◆ What is expected
Comb the records below for the string "heading" and copy each line where it turns up.

◆ Data extracts

▼▼▼

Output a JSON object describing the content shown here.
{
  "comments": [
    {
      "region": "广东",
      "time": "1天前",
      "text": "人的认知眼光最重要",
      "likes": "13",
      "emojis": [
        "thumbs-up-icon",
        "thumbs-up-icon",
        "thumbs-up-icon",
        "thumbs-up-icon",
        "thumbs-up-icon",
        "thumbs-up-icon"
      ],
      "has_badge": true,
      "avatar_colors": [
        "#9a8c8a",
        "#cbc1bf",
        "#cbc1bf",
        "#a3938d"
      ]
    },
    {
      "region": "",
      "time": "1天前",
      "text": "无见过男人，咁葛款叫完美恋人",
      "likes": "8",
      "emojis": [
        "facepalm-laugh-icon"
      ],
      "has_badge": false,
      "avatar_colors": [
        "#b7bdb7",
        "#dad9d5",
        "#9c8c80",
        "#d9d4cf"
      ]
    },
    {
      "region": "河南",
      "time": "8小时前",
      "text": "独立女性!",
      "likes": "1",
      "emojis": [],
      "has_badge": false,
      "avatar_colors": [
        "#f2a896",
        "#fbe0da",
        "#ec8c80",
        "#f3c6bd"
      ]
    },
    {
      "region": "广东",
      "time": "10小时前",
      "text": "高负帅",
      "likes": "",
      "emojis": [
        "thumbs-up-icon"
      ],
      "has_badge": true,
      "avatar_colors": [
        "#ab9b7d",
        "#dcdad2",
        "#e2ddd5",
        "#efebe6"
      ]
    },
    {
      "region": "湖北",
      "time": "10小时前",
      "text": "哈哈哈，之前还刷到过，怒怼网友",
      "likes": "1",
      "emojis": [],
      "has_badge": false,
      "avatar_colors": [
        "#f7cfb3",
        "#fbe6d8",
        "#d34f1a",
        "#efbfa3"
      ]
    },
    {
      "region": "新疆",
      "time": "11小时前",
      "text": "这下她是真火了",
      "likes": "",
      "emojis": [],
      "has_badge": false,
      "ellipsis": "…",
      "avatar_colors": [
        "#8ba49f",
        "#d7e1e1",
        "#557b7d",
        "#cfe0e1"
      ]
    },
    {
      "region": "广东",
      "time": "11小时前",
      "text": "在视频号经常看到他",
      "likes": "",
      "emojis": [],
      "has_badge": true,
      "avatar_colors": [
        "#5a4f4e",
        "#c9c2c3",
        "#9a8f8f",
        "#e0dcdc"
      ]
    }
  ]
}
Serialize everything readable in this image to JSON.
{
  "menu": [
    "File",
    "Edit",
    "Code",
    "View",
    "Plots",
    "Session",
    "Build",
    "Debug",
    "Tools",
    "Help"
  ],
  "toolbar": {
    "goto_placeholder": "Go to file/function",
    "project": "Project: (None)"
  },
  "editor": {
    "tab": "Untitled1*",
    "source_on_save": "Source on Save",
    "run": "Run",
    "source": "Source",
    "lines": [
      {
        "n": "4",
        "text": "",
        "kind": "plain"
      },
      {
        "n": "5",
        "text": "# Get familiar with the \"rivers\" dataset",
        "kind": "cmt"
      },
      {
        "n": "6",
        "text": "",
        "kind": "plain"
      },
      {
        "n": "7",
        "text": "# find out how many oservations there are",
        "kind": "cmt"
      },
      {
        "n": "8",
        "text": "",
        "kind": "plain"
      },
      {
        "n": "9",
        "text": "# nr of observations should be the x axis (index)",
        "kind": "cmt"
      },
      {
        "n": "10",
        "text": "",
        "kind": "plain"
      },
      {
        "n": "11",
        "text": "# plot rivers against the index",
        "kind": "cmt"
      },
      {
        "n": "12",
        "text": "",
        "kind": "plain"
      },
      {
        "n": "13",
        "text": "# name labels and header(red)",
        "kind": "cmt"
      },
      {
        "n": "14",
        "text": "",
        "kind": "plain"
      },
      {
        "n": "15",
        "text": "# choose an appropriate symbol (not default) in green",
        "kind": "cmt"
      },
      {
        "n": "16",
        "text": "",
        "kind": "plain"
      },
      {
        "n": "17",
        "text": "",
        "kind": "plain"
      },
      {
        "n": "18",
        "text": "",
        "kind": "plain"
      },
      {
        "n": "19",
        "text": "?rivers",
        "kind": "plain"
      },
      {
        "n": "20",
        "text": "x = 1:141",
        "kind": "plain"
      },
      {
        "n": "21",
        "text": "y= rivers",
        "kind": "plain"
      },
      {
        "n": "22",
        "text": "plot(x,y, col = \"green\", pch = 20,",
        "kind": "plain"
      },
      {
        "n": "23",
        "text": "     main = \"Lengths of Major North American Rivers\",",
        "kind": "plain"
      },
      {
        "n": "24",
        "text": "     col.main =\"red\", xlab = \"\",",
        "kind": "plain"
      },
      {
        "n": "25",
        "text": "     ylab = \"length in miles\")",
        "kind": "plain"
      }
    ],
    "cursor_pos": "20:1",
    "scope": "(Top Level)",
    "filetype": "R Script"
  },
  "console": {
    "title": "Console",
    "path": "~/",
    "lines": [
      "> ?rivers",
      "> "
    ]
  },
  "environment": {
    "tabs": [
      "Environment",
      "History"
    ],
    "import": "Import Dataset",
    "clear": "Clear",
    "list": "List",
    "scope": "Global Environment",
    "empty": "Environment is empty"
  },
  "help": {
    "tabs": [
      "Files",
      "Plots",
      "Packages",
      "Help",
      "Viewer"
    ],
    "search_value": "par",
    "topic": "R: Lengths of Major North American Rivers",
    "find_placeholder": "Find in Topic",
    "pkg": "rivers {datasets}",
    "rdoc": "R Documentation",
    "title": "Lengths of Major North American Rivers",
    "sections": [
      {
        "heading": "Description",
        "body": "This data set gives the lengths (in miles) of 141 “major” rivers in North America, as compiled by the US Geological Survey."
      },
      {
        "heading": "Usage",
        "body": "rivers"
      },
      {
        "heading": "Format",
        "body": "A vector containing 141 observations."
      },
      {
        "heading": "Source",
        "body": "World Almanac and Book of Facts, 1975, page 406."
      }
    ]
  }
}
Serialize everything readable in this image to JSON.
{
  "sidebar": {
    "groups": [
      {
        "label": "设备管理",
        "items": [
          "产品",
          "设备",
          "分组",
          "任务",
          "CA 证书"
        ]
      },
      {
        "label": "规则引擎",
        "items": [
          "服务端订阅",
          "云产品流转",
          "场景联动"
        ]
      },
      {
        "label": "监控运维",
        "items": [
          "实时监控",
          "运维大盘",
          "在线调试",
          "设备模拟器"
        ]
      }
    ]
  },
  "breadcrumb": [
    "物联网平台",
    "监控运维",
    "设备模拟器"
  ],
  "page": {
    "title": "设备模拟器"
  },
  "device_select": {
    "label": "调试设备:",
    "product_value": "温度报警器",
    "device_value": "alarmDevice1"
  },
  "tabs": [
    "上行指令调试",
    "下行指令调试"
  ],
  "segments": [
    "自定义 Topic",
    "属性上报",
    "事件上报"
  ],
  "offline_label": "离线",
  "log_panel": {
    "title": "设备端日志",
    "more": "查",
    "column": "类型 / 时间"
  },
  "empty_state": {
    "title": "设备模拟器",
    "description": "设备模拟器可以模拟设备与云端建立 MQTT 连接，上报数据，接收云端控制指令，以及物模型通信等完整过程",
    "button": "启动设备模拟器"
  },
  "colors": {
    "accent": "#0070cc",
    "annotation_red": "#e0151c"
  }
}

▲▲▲

◆ Answer to this task
        "heading": "Description",
        "heading": "Usage",
        "heading": "Format",
        "heading": "Source",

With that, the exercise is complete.